====== MATERIAL SUPPLIED ======

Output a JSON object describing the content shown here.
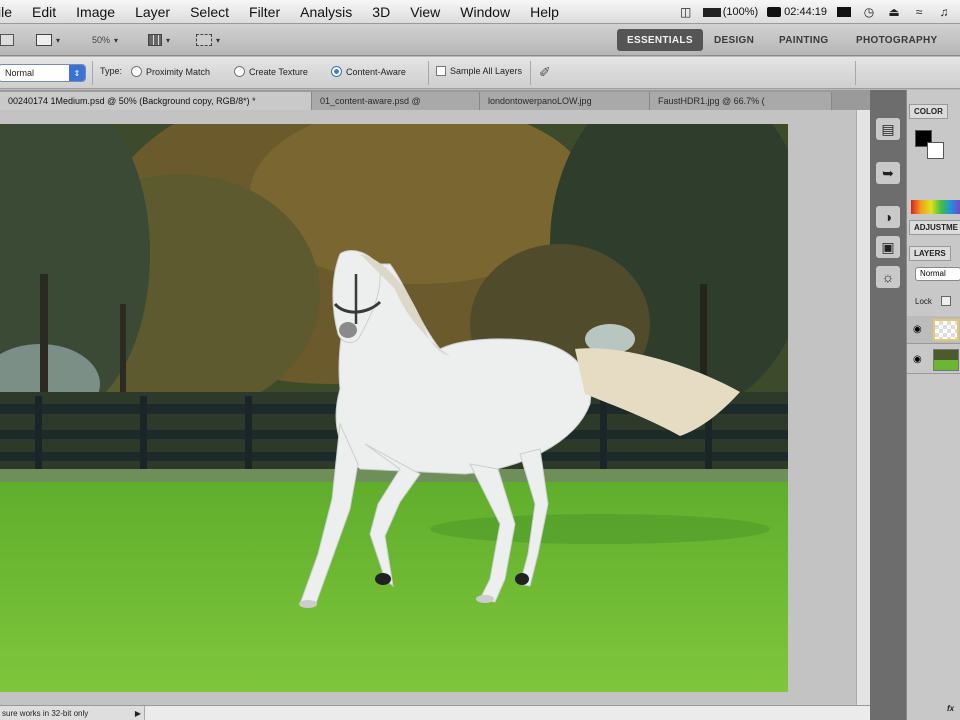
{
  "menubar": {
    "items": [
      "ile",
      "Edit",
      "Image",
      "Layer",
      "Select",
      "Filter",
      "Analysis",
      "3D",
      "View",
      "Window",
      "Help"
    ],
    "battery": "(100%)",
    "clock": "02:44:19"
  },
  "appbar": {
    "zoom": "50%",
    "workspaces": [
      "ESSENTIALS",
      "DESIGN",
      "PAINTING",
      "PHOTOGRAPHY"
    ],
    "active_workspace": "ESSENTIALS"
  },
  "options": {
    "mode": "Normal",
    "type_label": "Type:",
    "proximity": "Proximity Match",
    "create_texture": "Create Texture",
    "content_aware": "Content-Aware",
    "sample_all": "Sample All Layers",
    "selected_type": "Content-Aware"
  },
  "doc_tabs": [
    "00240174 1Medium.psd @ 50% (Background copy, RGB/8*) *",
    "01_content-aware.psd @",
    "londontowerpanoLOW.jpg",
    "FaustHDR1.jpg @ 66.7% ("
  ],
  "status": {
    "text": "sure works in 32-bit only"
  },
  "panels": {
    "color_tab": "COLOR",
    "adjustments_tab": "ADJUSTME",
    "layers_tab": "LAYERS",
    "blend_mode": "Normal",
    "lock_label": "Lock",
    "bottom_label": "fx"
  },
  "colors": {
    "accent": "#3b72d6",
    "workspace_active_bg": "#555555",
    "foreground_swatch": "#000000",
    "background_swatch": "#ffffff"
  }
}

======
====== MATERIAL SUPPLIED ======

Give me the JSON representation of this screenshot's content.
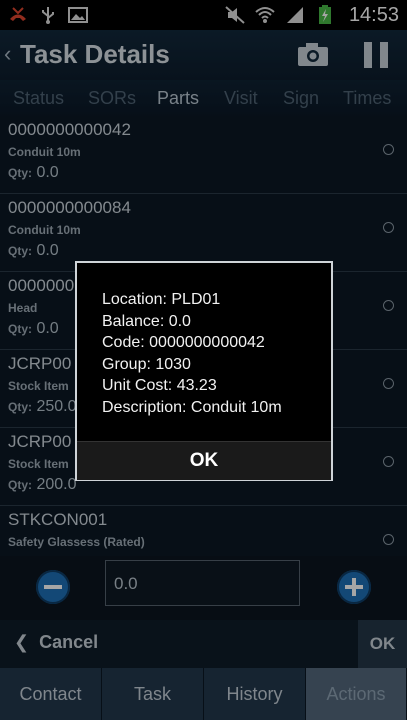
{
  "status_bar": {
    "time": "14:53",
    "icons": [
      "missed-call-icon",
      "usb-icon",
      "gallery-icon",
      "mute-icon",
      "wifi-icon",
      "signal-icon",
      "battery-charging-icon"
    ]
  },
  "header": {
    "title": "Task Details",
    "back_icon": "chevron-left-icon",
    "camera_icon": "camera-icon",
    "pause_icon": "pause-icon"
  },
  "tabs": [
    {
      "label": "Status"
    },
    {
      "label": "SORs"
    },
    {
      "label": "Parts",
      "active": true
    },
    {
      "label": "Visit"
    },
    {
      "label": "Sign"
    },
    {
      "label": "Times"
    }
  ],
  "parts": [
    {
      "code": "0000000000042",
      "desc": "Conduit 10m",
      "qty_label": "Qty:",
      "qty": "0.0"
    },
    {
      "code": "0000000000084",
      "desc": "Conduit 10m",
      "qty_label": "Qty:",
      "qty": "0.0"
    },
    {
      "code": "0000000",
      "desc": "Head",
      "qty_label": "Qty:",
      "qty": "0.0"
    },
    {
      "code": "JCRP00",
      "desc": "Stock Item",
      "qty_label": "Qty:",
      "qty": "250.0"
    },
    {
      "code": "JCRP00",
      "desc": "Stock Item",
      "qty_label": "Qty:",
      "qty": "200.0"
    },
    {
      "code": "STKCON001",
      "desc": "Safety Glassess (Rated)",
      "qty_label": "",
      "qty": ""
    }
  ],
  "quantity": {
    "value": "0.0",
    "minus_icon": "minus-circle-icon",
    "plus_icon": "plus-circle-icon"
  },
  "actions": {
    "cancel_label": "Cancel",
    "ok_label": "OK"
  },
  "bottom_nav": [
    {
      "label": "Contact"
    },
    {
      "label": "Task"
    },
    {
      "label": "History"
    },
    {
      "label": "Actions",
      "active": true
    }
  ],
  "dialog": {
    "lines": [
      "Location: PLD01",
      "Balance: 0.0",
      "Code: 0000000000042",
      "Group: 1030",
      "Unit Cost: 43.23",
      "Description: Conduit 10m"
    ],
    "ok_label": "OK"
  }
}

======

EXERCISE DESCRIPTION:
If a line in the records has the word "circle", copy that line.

ANSWER SPACE:
    "minus_icon": "minus-circle-icon",
    "plus_icon": "plus-circle-icon"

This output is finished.